100 WORD FILM REVIEWS/ A Star is Born

The best portions of A Star is Born play out more or less like the film’s well-edited trailer: fast-paced, gorgeously photographed scenes set against emotional tunes. But once past the moment in which Gaga gets her big break (a scene which is a contender for the very best of 2018) the movie settles into rote Behind the Music cliché. Cooper is better than he’s ever been, and shows great promise as a director. Gaga is, as ever, playing for the back row in every scene, whether she’s singing or acting. I’ll leave you to work out if that’s a compliment.

100 WORD FILM REVIEWS
The Little Stranger

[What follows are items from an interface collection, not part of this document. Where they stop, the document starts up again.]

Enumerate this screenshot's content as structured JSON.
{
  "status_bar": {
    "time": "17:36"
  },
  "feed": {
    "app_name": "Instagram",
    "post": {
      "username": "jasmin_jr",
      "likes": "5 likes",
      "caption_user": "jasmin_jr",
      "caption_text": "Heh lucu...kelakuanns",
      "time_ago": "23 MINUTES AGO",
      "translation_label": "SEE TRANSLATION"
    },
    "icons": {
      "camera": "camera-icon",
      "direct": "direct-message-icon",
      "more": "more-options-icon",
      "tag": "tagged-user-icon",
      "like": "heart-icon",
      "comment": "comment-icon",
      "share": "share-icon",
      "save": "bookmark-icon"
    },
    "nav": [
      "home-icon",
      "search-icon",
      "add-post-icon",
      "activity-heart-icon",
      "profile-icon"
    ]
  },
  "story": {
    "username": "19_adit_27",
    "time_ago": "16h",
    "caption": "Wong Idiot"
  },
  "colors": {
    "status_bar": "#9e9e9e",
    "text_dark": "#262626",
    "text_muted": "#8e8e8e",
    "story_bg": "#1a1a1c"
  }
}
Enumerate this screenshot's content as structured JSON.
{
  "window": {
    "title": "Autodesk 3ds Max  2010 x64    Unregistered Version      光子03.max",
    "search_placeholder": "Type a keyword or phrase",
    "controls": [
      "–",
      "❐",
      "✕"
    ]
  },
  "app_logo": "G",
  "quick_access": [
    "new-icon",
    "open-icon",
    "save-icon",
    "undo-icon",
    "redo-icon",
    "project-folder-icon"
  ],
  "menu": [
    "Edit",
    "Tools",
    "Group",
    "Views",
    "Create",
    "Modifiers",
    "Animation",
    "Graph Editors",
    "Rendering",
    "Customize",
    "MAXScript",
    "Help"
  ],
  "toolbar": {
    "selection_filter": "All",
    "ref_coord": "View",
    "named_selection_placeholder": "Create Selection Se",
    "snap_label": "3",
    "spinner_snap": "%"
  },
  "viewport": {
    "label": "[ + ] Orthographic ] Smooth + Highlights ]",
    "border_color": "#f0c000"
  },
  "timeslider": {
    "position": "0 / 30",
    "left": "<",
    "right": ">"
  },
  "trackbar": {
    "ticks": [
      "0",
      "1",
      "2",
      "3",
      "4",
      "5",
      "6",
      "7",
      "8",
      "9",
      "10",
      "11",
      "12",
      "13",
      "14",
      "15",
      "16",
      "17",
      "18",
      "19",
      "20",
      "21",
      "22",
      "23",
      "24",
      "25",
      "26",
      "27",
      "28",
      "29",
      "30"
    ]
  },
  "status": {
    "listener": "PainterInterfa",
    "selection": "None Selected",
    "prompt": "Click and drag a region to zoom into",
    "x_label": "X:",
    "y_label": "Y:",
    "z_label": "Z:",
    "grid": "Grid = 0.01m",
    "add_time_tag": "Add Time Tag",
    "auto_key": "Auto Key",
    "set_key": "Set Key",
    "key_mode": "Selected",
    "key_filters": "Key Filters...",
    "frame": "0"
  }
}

The Little Stranger contains everything that should result in an intelligent gothic chiller: atmosphere, methodical pacing, and a character-driven drama that hints at something grander beneath its surface horrors. Through its luscious cinematography, dense script, and acting strengths—Will Poulter is particularly excellent as a burned and shell-shocked war veteran—the film does an extraordinary job examining gender and 1947’s English class structure. Yet, the film is nearly derailed by its perplexing central conceit—is it a ghost or something else? By removing the horror elements, the film may have been a more effective standalone period piece about class relations and mental illness.

100 WORD FILM REVIEWS
Halloween (2018)

You don't have to be a fan of the original Halloween series in order to enjoy the new sequel; you really only have to like the first one, because everything after that is disregarded. Even a couple missteps and a strange bowl of party pudding (I mean what?!) don't detract from what is a pretty solid addition to the franchise, with plenty of gory nonsense to get you excited for the spookiest season of all. Jamie Lee Curtis is a treasure. We don't have to protect her, though; she's got it under control.

100 WORD FILM REVIEWS
Searching

There are no shortage of films addressing the way we gather information in the age of social media, but what makes Searching more than just a gimmick (the film is told entirely through computer and phone screens) is the fine editing work and the multi-layered performance of John Cho as the missing girl’s father. Cho never goes big, and because we believe him we go along with some fairly hoary plot devices (the moment where we switch devices to follow along a car on Google Maps is unintentionally hilarious) to deliver a shockingly resonant narrative and emotional payoff. 

100 WORD FILM REVIEWS
The Happytime Murders

The Happytime Murders is Meet the Feebles-lite, and while it's obvious scenes have been scrapped for whatever reason (I'm guessing time), it's still a worthwhile movie to watch if you're not in the mood to think too much while having a few guilty laughs. Melissa McCarthy delivers as Edwards and Bill Barretta once again shows his puppetry mastery as Phil, her curmudgeonly ex-partner. Come for the murder mystery, stay for the copious amounts of puppet ejaculate.